Royal Jelly Delays Motor Functional Impairment During Aging in Genetically Heterogeneous Male Mice.
Nutrients. 2018 Sep 1 ;10(9). Epub 2018 Sep 1. PMID: 30200401

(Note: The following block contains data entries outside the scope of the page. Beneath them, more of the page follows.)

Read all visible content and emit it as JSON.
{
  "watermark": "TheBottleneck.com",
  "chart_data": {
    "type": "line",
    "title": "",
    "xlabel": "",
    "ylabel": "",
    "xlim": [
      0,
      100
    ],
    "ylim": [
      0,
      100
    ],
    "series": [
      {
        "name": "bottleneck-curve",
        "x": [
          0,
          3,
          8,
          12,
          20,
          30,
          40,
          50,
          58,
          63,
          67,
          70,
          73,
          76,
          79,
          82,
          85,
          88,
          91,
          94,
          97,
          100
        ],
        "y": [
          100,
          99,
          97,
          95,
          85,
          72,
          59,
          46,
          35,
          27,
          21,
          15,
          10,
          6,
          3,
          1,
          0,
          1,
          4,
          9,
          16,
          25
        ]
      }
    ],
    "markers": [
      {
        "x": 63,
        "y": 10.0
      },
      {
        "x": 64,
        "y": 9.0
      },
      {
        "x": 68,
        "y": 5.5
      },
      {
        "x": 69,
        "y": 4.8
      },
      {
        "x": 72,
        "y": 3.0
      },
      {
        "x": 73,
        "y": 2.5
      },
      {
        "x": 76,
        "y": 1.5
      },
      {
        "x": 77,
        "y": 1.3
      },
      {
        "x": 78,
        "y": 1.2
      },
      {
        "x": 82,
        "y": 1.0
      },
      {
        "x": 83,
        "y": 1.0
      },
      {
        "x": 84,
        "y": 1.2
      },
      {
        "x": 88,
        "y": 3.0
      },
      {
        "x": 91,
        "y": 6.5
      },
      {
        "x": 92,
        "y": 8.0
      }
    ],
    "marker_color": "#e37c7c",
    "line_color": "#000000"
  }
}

Aging is associated with motor disorders that decrease the quality of life (QOL). Royal jelly (RJ), used as a dietary supplement, has shown various health benefits and, therefore, it has the potential to improve the QOL during aging. We have previously developed protease enzyme-treated RJ to avoid the anaphylactic response induced by RJ supplementation. However, the effects of a lifelong treatment with RJ on normal aging have not been fully clarified. In this study, we investigated the effects of enzyme-untreated RJ (NRJ) and enzyme-treated RJ (ERJ) on the aging process focusing on motor functions, by using a genetically heterogeneous (HET) mouse model experimentally endowed with genetic diversity. We performed four different physical performance tests (grip strength, wire hang, horizontal bar, and rotarod). We showed that the age-related impairment of the motor functions was significantly delayed in RJ-treated mice. Both NRJ and ERJ were similarly effective against these types of aging-associated declines. Histological analyses revealed that the RJ treatment affected the muscle fiber size at an advanced age. We also demonstrated that age-related changes in muscle satellite cell markers and catabolic genes were affected in RJ-treated mice. These results suggest that non-protein components of RJ improved the motor function in aging mice. These findings indicate that RJ has the potential to change the QOL during aging by regulating the motor function.